(Instructions for the task):
Show each line of the records below where the word "imaging" occurs.
* * * *
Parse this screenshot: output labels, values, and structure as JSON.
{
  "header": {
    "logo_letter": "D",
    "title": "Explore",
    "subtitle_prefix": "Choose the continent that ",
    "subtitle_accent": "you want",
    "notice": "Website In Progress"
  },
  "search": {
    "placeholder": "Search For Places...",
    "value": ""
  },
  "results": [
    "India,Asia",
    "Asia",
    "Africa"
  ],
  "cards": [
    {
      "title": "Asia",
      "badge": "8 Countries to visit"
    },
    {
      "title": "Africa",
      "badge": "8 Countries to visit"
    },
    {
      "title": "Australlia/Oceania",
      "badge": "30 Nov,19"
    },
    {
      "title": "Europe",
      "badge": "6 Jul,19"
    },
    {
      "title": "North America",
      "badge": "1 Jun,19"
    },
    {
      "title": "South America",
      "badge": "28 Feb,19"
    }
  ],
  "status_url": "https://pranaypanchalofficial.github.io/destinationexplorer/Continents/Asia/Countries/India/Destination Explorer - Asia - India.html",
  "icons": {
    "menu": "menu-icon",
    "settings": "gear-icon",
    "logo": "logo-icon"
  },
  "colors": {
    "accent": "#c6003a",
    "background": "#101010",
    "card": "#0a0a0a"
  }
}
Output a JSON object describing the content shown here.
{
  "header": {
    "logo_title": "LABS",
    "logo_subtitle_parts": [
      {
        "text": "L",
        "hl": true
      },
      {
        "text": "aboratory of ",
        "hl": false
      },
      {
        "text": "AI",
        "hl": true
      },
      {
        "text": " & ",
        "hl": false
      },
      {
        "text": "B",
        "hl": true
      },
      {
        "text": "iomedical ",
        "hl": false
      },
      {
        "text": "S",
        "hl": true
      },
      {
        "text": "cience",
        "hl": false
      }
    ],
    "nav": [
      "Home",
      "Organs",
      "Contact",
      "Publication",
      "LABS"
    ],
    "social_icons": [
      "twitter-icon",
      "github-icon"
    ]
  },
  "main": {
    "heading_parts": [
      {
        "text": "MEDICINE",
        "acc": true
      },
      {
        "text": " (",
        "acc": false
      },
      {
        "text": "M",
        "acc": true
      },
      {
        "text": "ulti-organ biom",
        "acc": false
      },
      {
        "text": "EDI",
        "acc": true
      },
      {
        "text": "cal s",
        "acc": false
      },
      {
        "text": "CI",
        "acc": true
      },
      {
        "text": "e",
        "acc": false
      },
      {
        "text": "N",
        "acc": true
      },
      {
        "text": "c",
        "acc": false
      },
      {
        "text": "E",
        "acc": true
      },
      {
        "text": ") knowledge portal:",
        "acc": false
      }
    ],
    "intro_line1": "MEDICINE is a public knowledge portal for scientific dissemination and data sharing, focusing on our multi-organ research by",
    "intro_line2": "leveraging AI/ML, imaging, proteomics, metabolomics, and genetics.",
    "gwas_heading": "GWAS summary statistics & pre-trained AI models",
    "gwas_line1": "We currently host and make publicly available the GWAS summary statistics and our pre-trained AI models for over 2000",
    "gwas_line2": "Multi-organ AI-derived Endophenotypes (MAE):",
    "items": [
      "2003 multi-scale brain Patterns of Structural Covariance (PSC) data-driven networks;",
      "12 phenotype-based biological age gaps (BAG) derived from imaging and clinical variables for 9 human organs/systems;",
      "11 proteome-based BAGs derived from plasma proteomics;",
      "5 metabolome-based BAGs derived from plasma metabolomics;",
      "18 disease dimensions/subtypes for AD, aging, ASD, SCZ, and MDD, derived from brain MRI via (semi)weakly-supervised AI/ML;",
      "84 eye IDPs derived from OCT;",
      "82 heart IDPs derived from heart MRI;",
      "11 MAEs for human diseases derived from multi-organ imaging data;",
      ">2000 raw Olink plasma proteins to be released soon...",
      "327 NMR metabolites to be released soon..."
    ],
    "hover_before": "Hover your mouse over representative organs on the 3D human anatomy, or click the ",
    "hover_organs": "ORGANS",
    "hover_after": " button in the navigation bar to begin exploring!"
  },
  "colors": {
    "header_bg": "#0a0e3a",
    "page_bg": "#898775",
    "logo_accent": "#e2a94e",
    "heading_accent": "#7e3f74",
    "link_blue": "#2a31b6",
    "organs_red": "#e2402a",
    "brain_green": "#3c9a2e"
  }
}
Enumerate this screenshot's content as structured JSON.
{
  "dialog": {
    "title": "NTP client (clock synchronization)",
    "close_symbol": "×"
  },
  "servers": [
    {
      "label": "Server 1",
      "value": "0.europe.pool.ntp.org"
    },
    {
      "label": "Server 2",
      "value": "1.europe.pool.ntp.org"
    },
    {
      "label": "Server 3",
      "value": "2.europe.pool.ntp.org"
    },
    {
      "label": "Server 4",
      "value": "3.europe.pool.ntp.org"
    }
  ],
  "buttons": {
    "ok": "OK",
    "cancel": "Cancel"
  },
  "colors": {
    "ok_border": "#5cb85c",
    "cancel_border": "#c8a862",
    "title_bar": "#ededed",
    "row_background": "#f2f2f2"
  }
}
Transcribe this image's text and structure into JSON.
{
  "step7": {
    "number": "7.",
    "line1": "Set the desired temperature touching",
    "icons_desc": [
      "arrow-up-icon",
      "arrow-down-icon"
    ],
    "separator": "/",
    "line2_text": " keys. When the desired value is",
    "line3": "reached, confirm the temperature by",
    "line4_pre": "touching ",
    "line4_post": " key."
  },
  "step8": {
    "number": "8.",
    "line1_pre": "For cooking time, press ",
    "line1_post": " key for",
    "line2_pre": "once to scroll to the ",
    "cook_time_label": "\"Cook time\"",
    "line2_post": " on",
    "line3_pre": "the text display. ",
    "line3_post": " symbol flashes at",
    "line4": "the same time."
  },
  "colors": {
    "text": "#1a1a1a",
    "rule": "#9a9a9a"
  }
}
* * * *
(Task answer):
    "intro_line2": "leveraging AI/ML, imaging, proteomics, metabolomics, and genetics.",
      "12 phenotype-based biological age gaps (BAG) derived from imaging and clinical variables for 9 human organs/systems;",
      "11 MAEs for human diseases derived from multi-organ imaging data;",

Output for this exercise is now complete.